SAC once again provides a very nice set of cast metal gear to help your model stand out in public places.
This set is the usual SAC total replacement of the kit items, with improved assembly and ease of installation.
The other benefit I n this case is the axle assemblies are metal verses plastic. No broken off axles after a hard landing (just bend the gear back into place). The debris deflector is strong and in two halves and cleans up well after assembly. I only installed 1/2 of the deflector on the photographs as the kit is still in the construction phase, and this review is more about the gear and how it works...
Consisting of eight cleanly-cast metal parts replacing the eight structural parts for the kit, the SAC gear just require a bit of inspection, a swipe or two with a sanding stick to clean up any mold parting marks, and painting.
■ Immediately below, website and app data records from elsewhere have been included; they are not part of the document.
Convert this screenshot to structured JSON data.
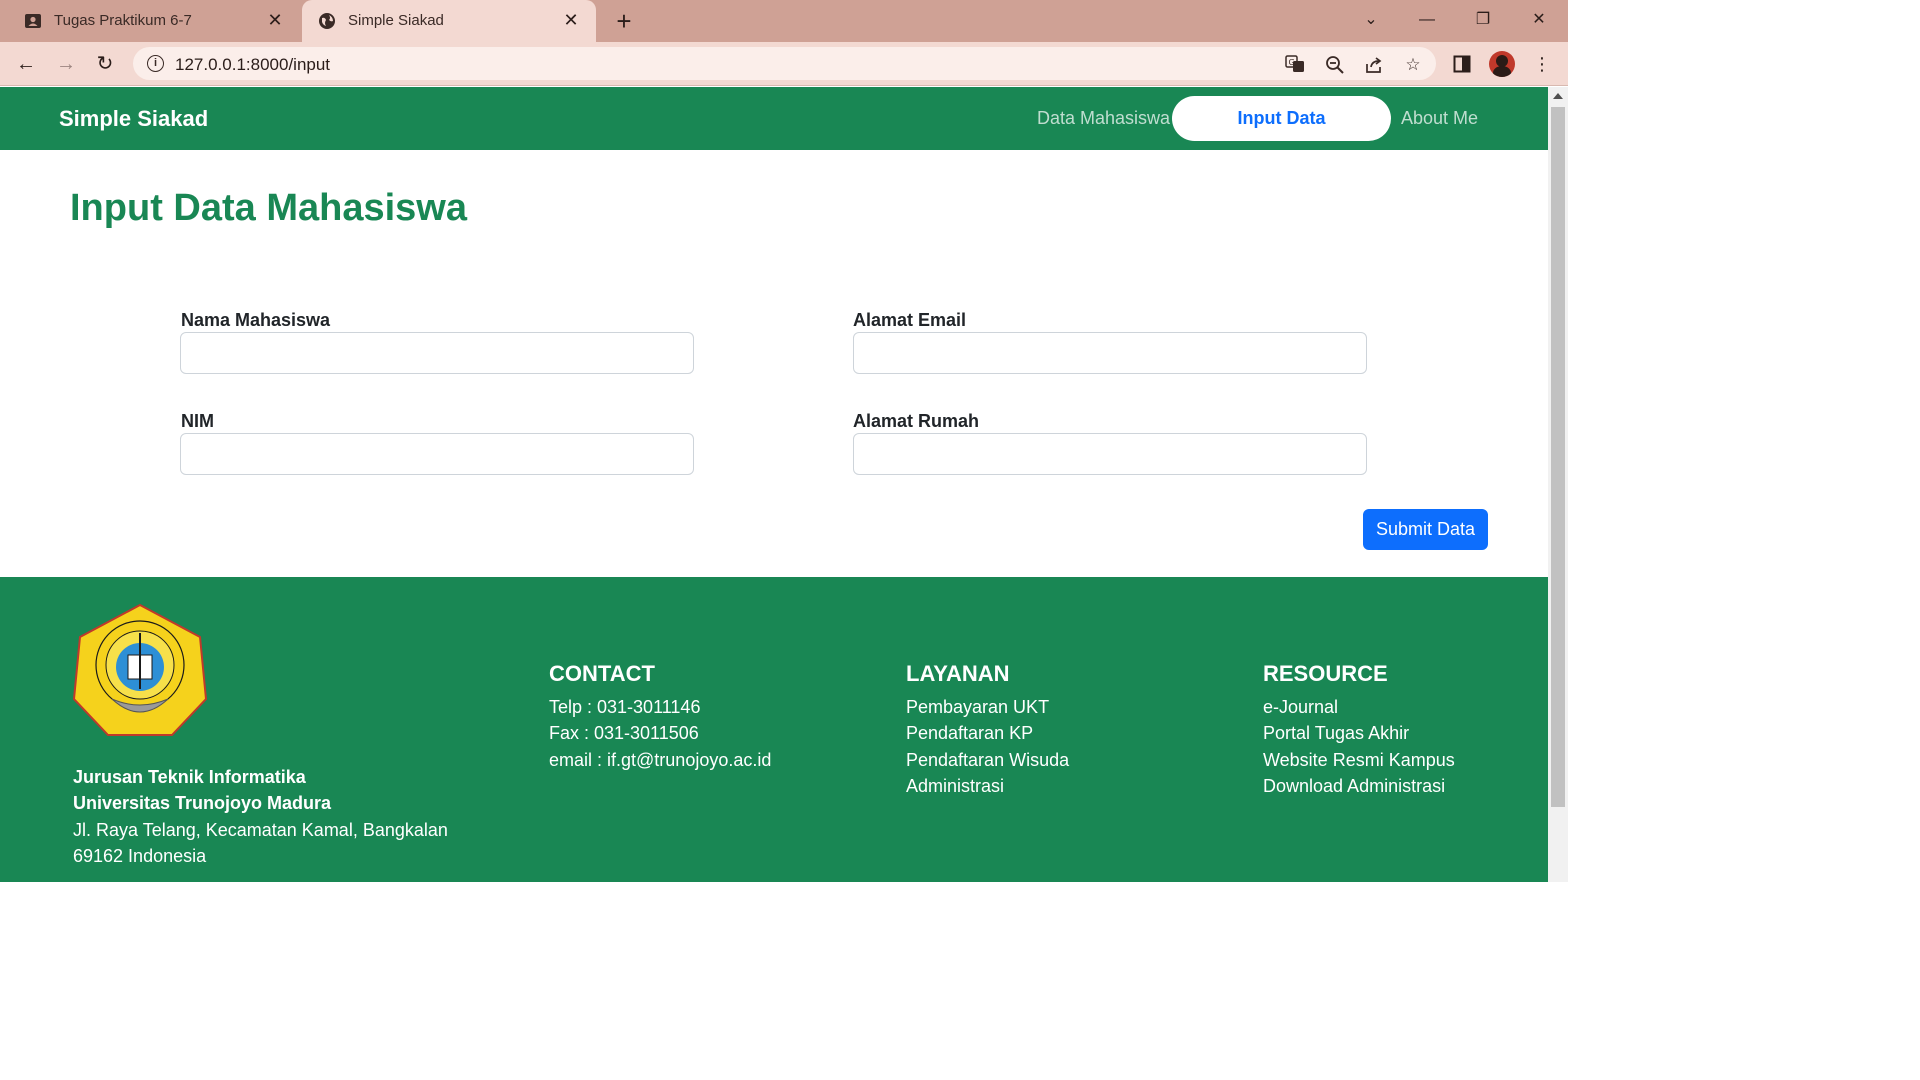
{
  "browser": {
    "tabs": [
      {
        "title": "Tugas Praktikum 6-7",
        "active": false
      },
      {
        "title": "Simple Siakad",
        "active": true
      }
    ],
    "url": "127.0.0.1:8000/input"
  },
  "navbar": {
    "brand": "Simple Siakad",
    "links": [
      "Data Mahasiswa",
      "Input Data",
      "About Me"
    ],
    "active": "Input Data"
  },
  "page": {
    "title": "Input Data Mahasiswa",
    "fields": [
      {
        "label": "Nama Mahasiswa",
        "value": "",
        "placeholder": ""
      },
      {
        "label": "Alamat Email",
        "value": "",
        "placeholder": ""
      },
      {
        "label": "NIM",
        "value": "",
        "placeholder": ""
      },
      {
        "label": "Alamat Rumah",
        "value": "",
        "placeholder": ""
      }
    ],
    "submit_label": "Submit Data"
  },
  "footer": {
    "department": "Jurusan Teknik Informatika",
    "university": "Universitas Trunojoyo Madura",
    "address_line1": "Jl. Raya Telang, Kecamatan Kamal, Bangkalan",
    "address_line2": "69162 Indonesia",
    "contact": {
      "heading": "CONTACT",
      "items": [
        "Telp : 031-3011146",
        "Fax : 031-3011506",
        "email : if.gt@trunojoyo.ac.id"
      ]
    },
    "layanan": {
      "heading": "LAYANAN",
      "items": [
        "Pembayaran UKT",
        "Pendaftaran KP",
        "Pendaftaran Wisuda",
        "Administrasi"
      ]
    },
    "resource": {
      "heading": "RESOURCE",
      "items": [
        "e-Journal",
        "Portal Tugas Akhir",
        "Website Resmi Kampus",
        "Download Administrasi"
      ]
    }
  },
  "colors": {
    "primary_green": "#198754",
    "primary_blue": "#0d6efd",
    "tab_bar": "#cfa195"
  }
}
Use metal primer first (I like Tamiya's gray spray primer from a rattle can), you can finish paint with whatever color you like to match the model, then install with superglue gel, thick, or epoxy. Finished!
In recent years Italeri has been re-releasing their models with decals for special camouflages or retirement schemes. And I kind of like that. It is a way to get access to kits that otherwise is difficult to get and also to find special decal sheets as part of a regular box.
Italeri's Tornado has been around for quite some time and the molds hold well. There is no flash anywhere to be found in the review copy and all the surface detail is very sharp and well defined. Panel lines are recessed and well defined. Cockpit detail is raised and will accept dry-brushing really well.
Opening the box you find 3 main sprues, a clear one and a small sprue with a couple of special drop tanks. One of the sprues includes some weapons, which are not applicable to this version of the model, so you get extra parts for the spares box. Total part count is a bit over 100. You also get two full decal sheets, which are glossy and in perfect register.
This book is a general collector's guide to classic Tinplate toy cars from the 50's and 60's made in Japan. It covers cars from a classic era of tinplate toy cars and covers all the major companies and countries they were sold in. The book shows the most known and collectables of the time period. The book has great pictures and lots of detailed information. This book brought lots of memories back to me as a kid getting a few of the cars shown in the book as birthday and or Christmas gifts from my family. The book may have a limited audience but I for one loved it!
I recommend this book to everyone with an interest in tinplate cars from Japan and also all those who, like me, was a kid during the 50's or 60's.
Thanks to Veloce Publishing for providing this book to review and IPMS USA for allowing me to review it for them.
Coastal Kits specializes in display bases for models and has a wide ranger covering aircraft, armor, ships, railway and even sci-fi. From their website above, the bases are pre-printed with high quality imaging on a laminated wipeable matt vinyl surface which, unlike paper products, will not raise or bubble and are mounted on a durable 3mm foamex base. The base for this review is the Ship Display Base #4 which is 12" x 17" in size and printed with a nice ocean scene. It is an excellent size for 1/700 large ships or smaller ships in larger scales.
Looking at what is in the package, it is a beautifully printed base on one side attached (as advertised) to the foamex board. The board is fairly flat but I suggest attaching to an even firmer board and taking the time to frame the edges for better finish.
Attaching the ship will be easy. In the pictures, a 1/720 scale Nimitz class carrier is positioned on the base and fits well at an angle. I will glue the ship in place, add the wake around the ship in gel and have a finished display. The top of the sheet is sealed and water resistant so this won't affect it.
The Spitfire is perhaps one of the most famous fighters to emerge from World War II, combining performance, development potential, versatility, and beauty in one airframe. I cannot imagine a modeler who does not know the basic history of the type, so I won't repeat it here. The Mk. VIII represented by this kit was an upgrade from earlier models, which gave improved performance. Developed from the Mk. VII, the Mk. VIII featured a 1710 HP Merlin 63 or 66 engine, and all were fitted with the Vokes tropical filter. While most had the standard elliptical wingtips, some had the extended wingtips for high altitude use. A few were also equipped with "bubble" canopies. Most Mk. VIIIs were used in the Middle East or with the RAAF in the Far East against the Japanese, where they were superior to every Japanese fighter encountered.References
There are many references available dealing with all versions of the Spitfire. Also, the type is well covered online.
The Sturmgeschutz III (StuG. III) was Germany's most widely produced armored fighting vehicle of WWII. By the end of the war, over 10,500 vehicles, in a number of different versions, had been produced. Built on the chassis of the Panzer III, and originally designed as an infantry support vehicle intended to knock out strong points and hardened defenses, it really proved itself as a tank destroyer first on the Eastern front in Russia. First in Russia, the StuG III Ausf. F was armed with the longer 7.5cm StuK 40 L/43 gun and became a formidable opponent on the battlefield.